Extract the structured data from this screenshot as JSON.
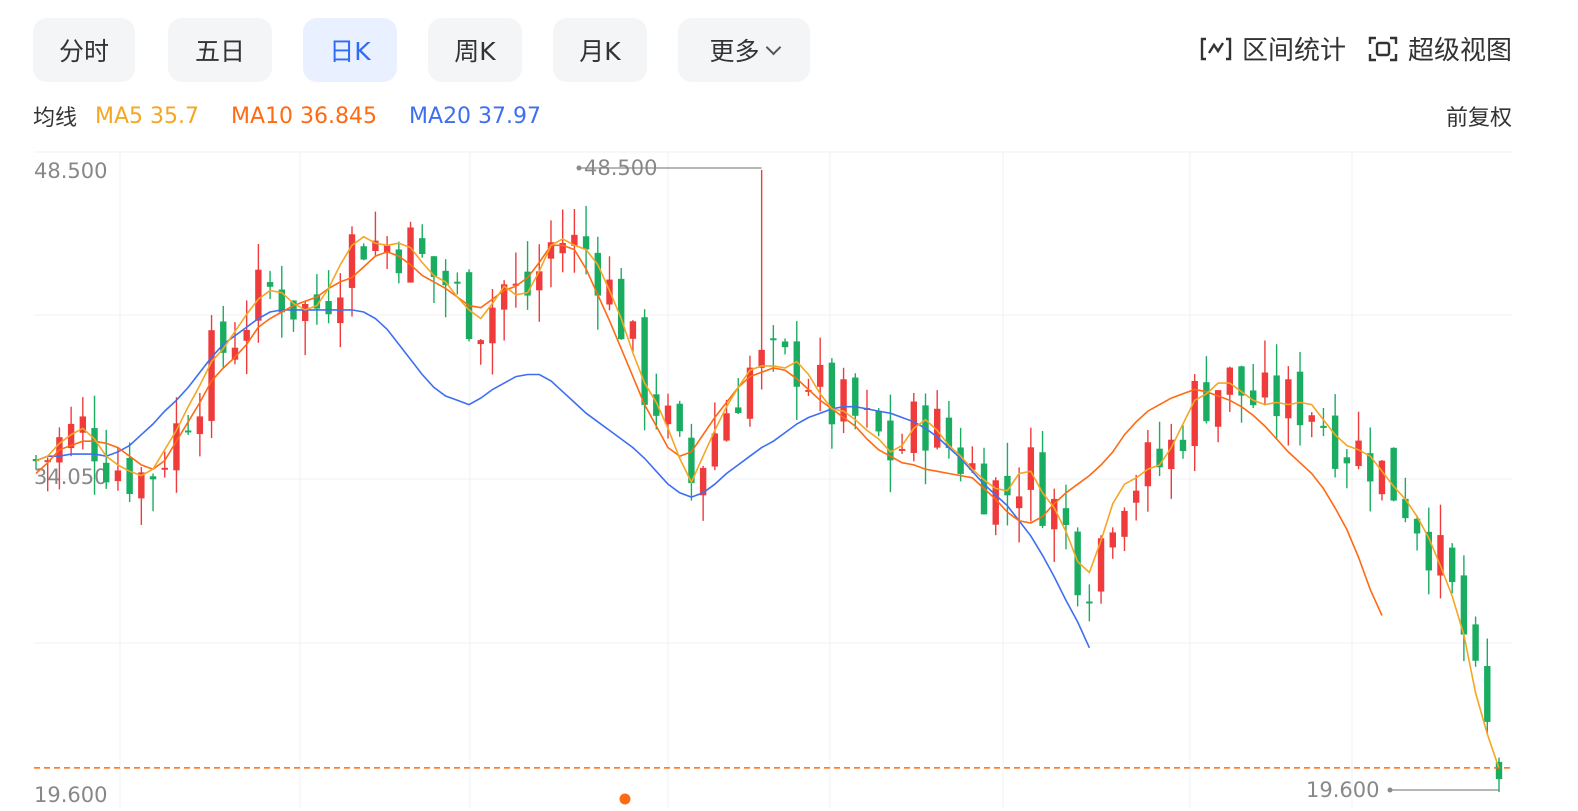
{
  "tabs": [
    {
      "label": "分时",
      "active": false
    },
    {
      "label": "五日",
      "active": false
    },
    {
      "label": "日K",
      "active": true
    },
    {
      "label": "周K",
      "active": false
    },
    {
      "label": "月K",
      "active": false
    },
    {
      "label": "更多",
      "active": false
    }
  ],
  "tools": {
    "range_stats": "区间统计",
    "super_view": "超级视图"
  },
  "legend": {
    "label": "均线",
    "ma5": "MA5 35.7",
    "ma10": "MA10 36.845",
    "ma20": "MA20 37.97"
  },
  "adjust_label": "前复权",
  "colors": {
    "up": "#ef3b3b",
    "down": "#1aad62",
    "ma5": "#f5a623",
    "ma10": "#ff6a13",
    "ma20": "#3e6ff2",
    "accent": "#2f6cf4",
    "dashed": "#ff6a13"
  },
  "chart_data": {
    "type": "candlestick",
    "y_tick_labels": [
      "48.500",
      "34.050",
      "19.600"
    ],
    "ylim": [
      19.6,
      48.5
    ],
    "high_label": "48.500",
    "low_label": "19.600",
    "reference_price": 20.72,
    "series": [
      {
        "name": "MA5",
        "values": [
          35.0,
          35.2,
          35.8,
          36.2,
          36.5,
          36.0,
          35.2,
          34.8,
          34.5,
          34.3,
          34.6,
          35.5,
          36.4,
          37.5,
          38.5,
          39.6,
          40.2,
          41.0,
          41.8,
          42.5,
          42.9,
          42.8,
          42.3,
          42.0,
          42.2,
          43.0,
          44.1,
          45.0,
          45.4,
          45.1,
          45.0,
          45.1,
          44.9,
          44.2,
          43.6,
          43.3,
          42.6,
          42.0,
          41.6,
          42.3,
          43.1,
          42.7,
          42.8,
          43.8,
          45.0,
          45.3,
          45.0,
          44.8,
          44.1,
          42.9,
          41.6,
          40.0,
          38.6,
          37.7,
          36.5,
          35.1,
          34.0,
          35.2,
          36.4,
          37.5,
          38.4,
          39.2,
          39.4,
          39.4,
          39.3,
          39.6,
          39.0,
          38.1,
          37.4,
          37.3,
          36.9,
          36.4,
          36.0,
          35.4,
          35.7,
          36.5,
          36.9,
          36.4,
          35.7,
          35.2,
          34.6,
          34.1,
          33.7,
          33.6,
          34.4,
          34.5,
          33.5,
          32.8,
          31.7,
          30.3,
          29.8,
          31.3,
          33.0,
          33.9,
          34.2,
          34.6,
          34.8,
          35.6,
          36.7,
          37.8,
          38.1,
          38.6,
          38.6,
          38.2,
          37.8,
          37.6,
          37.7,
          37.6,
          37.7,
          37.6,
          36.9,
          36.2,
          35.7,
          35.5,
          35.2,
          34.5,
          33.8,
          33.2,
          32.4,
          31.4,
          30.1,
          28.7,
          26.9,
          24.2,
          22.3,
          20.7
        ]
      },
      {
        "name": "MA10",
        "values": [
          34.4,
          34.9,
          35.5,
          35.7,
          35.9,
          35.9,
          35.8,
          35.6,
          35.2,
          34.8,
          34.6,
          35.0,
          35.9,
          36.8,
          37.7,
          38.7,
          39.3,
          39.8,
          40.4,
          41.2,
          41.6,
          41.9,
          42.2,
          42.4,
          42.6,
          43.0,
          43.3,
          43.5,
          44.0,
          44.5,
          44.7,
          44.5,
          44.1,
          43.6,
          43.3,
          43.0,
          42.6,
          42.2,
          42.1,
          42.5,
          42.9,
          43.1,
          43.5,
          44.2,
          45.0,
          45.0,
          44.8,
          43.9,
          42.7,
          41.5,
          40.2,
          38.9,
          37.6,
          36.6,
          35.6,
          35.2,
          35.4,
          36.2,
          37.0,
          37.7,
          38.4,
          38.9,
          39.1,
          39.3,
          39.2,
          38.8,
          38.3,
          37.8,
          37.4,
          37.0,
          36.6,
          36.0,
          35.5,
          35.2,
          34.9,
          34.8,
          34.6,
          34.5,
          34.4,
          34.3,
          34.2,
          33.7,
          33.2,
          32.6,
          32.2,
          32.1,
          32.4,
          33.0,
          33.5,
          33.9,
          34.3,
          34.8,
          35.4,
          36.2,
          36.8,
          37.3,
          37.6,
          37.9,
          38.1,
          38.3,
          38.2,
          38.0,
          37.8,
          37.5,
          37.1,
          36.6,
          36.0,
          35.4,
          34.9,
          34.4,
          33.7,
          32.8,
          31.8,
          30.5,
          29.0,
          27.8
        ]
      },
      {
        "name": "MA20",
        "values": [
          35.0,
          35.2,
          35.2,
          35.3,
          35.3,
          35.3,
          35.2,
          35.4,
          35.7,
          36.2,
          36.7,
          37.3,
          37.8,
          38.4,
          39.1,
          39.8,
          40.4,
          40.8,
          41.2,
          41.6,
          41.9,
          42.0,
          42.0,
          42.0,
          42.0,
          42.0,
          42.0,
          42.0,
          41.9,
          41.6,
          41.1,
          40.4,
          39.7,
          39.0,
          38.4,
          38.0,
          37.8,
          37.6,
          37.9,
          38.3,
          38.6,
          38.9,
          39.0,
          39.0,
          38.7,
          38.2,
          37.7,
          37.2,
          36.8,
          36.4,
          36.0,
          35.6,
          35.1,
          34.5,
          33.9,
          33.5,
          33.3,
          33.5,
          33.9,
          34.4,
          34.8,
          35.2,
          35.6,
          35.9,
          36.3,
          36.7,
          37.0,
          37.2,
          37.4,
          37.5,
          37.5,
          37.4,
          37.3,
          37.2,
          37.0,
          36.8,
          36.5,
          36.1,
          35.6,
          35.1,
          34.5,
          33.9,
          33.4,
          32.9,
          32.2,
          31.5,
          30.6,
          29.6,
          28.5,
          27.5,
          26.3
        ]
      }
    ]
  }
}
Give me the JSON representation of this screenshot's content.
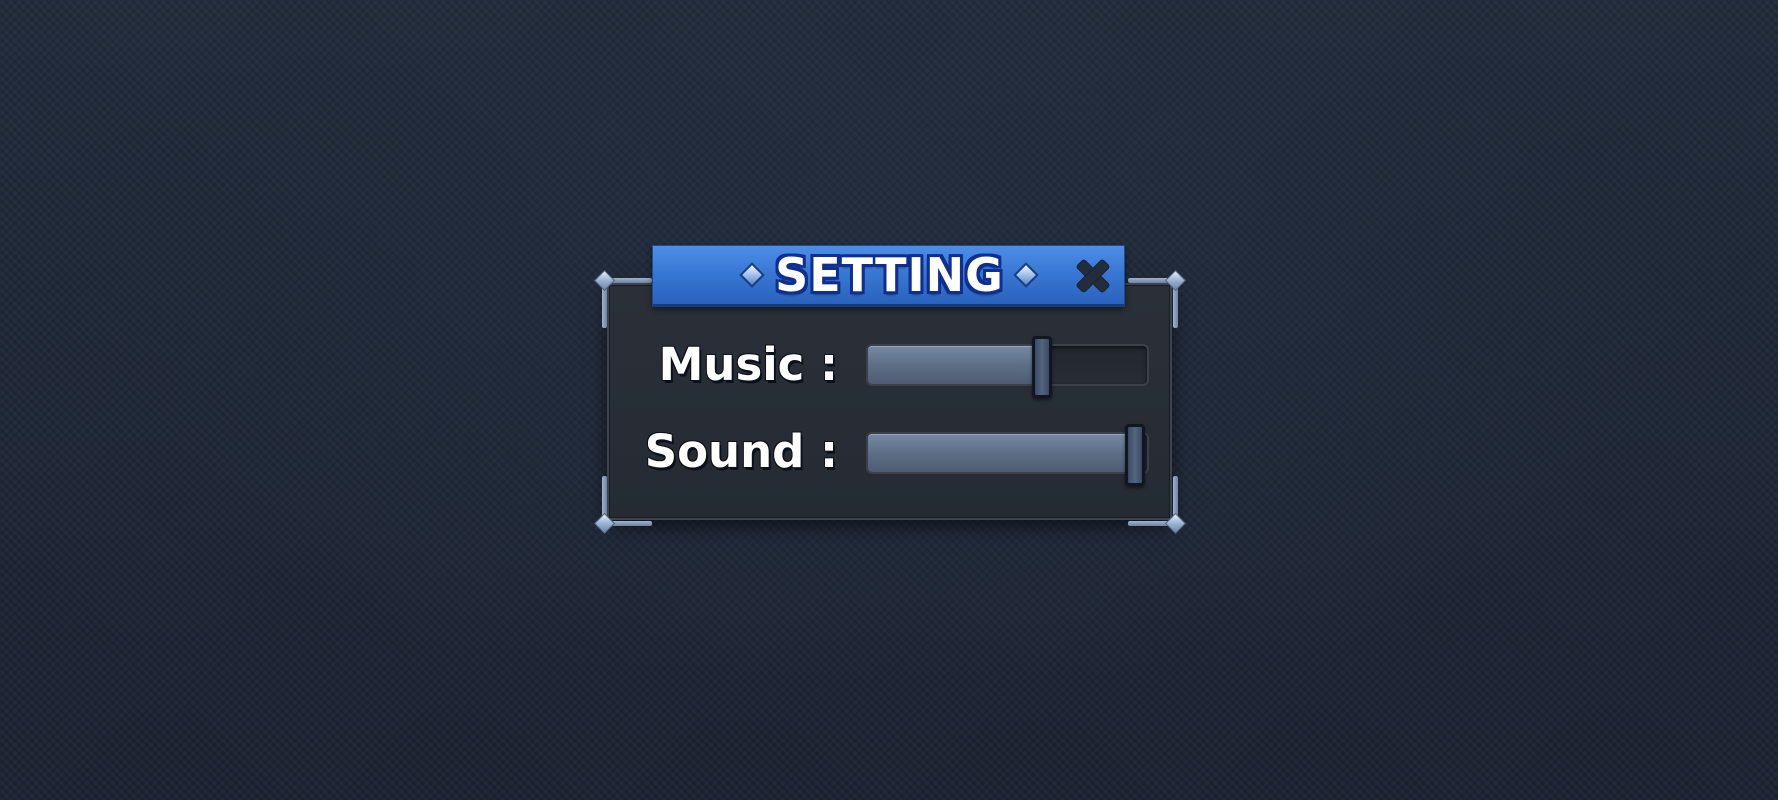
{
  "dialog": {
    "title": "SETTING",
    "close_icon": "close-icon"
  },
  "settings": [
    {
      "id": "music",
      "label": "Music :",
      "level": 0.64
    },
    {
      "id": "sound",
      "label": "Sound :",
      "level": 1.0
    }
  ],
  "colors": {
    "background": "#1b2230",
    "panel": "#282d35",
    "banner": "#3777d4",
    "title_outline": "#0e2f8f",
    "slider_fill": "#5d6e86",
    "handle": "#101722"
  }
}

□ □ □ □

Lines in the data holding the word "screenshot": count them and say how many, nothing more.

SOLUTION TO THIS EXERCISE | 2